*** Data extracts ***
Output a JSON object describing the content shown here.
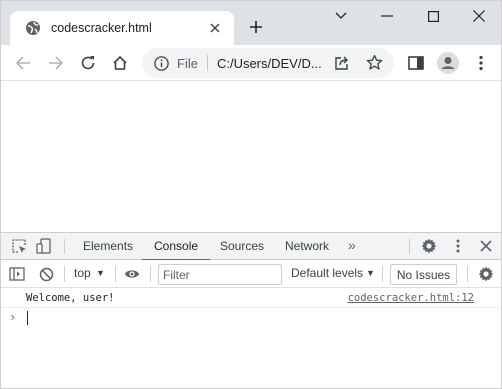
{
  "tab": {
    "title": "codescracker.html"
  },
  "omnibox": {
    "chip": "File",
    "url": "C:/Users/DEV/D..."
  },
  "devtools": {
    "tabs": [
      "Elements",
      "Console",
      "Sources",
      "Network"
    ],
    "active_tab": "Console"
  },
  "console_bar": {
    "context": "top",
    "filter_placeholder": "Filter",
    "levels": "Default levels",
    "issues": "No Issues"
  },
  "log": [
    {
      "message": "Welcome, user!",
      "source": "codescracker.html:12"
    }
  ],
  "icons": {
    "favicon": "globe-icon",
    "tab_close": "close-icon",
    "new_tab": "plus-icon",
    "tab_search": "chevron-down-icon",
    "minimize": "minimize-icon",
    "maximize": "maximize-icon",
    "close_window": "close-window-icon",
    "back": "back-arrow-icon",
    "forward": "forward-arrow-icon",
    "reload": "reload-icon",
    "home": "home-icon",
    "site_info": "info-icon",
    "share": "share-icon",
    "bookmark": "star-icon",
    "side_panel": "side-panel-icon",
    "profile": "avatar-icon",
    "menu": "kebab-menu-icon"
  },
  "colors": {
    "accent": "#1a73e8",
    "tabstrip": "#dee1e6",
    "omnibox": "#f1f3f4"
  }
}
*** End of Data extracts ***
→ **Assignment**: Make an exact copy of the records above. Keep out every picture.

→ **Answer to this task**:
Output a JSON object describing the content shown here.
{
  "tab": {
    "title": "codescracker.html"
  },
  "omnibox": {
    "chip": "File",
    "url": "C:/Users/DEV/D..."
  },
  "devtools": {
    "tabs": [
      "Elements",
      "Console",
      "Sources",
      "Network"
    ],
    "active_tab": "Console"
  },
  "console_bar": {
    "context": "top",
    "filter_placeholder": "Filter",
    "levels": "Default levels",
    "issues": "No Issues"
  },
  "log": [
    {
      "message": "Welcome, user!",
      "source": "codescracker.html:12"
    }
  ],
  "icons": {
    "favicon": "globe-icon",
    "tab_close": "close-icon",
    "new_tab": "plus-icon",
    "tab_search": "chevron-down-icon",
    "minimize": "minimize-icon",
    "maximize": "maximize-icon",
    "close_window": "close-window-icon",
    "back": "back-arrow-icon",
    "forward": "forward-arrow-icon",
    "reload": "reload-icon",
    "home": "home-icon",
    "site_info": "info-icon",
    "share": "share-icon",
    "bookmark": "star-icon",
    "side_panel": "side-panel-icon",
    "profile": "avatar-icon",
    "menu": "kebab-menu-icon"
  },
  "colors": {
    "accent": "#1a73e8",
    "tabstrip": "#dee1e6",
    "omnibox": "#f1f3f4"
  }
}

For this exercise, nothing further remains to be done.